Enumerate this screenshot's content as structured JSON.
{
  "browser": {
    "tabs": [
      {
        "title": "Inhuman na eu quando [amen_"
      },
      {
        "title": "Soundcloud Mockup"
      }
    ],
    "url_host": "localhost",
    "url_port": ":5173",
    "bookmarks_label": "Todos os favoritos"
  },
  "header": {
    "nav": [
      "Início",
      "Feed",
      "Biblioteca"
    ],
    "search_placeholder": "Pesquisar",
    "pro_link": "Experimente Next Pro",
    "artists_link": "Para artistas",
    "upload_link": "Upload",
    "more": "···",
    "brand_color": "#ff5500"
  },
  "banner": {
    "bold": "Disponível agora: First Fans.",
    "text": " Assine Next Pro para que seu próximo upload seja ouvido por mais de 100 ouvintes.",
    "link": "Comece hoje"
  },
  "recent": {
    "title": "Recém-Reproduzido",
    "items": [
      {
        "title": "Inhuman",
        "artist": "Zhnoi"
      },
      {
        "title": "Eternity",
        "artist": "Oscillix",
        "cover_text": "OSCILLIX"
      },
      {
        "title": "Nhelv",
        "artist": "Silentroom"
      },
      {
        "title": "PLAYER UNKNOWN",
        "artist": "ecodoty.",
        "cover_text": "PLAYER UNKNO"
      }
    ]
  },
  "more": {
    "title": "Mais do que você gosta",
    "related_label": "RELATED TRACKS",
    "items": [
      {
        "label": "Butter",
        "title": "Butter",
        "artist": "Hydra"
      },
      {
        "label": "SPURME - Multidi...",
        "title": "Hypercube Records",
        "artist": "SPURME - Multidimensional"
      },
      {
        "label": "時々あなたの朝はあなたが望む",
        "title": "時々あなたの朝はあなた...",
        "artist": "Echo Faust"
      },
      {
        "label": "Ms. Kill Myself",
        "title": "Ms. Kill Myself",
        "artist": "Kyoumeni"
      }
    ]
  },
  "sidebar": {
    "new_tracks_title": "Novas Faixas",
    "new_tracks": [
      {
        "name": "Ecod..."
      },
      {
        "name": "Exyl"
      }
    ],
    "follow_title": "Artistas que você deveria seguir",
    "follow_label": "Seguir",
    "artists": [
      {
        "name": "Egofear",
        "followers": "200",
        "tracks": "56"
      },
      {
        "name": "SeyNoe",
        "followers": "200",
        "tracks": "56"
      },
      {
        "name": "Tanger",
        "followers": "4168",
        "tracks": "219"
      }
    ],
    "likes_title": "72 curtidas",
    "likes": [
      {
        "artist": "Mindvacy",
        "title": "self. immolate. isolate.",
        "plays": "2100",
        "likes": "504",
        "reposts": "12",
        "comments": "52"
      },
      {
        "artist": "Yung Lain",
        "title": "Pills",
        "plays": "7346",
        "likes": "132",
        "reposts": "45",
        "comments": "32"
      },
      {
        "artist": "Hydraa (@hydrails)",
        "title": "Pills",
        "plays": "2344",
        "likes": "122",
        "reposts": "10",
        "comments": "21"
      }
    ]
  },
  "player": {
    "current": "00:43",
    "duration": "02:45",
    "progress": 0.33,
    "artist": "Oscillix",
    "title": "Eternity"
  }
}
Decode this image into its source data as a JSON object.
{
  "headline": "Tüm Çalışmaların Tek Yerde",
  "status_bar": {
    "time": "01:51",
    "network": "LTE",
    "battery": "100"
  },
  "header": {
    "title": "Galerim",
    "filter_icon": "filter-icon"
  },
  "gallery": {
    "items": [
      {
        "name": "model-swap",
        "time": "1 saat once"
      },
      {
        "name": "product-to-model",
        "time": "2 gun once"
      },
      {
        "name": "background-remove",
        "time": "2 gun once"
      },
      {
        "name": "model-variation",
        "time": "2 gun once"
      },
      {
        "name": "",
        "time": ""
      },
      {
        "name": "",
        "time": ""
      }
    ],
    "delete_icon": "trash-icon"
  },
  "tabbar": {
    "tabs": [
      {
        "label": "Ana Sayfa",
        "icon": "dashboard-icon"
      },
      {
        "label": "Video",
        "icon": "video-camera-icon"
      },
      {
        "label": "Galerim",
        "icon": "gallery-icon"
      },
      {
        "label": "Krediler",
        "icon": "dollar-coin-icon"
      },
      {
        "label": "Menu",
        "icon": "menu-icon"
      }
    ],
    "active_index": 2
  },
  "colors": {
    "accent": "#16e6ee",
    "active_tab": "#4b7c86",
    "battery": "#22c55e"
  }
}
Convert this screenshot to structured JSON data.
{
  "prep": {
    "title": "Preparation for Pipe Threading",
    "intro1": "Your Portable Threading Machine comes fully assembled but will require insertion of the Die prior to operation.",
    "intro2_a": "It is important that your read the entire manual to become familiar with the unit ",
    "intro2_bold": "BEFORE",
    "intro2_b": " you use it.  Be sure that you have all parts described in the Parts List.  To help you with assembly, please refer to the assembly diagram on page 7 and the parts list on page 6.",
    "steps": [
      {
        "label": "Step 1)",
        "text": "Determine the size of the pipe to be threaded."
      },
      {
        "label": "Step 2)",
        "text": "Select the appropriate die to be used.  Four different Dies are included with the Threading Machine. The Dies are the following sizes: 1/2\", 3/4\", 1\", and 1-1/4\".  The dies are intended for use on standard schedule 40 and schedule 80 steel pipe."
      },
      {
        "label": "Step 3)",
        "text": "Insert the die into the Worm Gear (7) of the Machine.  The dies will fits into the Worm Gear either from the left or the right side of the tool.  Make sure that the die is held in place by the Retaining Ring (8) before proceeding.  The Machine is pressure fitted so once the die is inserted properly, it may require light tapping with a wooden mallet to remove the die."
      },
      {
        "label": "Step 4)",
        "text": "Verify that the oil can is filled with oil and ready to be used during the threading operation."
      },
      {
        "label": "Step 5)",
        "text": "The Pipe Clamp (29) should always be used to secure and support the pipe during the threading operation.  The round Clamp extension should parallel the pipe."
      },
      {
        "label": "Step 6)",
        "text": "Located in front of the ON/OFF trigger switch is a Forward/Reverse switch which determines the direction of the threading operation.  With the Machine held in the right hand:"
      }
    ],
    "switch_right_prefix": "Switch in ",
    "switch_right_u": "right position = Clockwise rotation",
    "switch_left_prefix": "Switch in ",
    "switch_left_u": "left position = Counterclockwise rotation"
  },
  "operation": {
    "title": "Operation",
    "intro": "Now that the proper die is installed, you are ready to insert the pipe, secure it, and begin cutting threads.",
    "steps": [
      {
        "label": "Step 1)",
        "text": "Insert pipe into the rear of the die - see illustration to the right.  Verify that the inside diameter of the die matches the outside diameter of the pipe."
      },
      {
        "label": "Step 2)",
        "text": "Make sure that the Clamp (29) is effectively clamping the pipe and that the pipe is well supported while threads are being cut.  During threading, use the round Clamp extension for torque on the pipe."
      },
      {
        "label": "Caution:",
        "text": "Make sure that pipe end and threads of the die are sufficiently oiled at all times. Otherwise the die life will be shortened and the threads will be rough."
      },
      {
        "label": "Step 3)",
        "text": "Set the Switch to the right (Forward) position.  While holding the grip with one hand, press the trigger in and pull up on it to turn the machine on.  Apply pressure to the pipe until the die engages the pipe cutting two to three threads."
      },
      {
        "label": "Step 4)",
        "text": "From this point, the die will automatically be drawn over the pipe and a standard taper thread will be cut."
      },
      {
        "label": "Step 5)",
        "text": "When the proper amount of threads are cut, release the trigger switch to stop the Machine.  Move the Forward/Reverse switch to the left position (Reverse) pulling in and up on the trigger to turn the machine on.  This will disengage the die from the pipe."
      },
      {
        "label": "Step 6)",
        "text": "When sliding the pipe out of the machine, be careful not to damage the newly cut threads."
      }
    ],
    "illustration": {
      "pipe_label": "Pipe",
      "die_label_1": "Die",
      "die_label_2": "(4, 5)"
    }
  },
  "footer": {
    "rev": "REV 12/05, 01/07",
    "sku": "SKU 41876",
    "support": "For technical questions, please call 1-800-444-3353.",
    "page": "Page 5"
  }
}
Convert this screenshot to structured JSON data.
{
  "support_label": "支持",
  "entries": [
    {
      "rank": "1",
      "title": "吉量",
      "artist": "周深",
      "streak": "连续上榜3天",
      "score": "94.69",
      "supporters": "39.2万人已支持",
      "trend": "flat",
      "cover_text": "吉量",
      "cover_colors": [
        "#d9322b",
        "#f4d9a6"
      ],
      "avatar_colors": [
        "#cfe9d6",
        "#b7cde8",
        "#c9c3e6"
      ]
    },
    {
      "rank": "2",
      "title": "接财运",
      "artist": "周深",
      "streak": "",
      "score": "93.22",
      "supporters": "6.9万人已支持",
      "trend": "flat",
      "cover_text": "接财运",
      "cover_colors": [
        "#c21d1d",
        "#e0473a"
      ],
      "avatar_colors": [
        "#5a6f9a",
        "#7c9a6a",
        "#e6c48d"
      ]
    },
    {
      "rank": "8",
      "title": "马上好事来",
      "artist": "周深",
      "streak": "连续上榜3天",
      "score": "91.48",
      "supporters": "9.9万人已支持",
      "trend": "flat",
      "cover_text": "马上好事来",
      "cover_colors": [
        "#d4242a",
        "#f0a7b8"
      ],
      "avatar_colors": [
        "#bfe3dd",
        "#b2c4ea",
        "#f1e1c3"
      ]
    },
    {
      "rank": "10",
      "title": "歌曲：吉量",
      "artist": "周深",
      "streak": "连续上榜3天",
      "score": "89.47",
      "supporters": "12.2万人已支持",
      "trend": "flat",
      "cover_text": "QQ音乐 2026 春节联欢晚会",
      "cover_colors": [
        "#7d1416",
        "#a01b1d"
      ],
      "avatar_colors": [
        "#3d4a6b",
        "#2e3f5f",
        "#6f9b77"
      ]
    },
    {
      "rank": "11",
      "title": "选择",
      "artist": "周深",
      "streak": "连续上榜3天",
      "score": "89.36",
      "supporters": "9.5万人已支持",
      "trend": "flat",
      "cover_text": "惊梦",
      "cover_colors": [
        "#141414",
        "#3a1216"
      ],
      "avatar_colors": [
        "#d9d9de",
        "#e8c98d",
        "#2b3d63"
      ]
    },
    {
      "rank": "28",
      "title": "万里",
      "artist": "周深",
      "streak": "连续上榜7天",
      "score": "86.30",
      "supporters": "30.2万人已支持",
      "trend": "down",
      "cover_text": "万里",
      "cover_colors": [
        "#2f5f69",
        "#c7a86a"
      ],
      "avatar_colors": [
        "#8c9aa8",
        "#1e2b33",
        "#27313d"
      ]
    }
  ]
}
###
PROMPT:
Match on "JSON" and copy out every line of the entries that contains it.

EXERCISE OUTPUT:
Enumerate this screenshot's content as structured JSON.
Decode this image into its source data as a JSON object.
Convert this screenshot to structured JSON data.
Convert this screenshot to structured JSON data.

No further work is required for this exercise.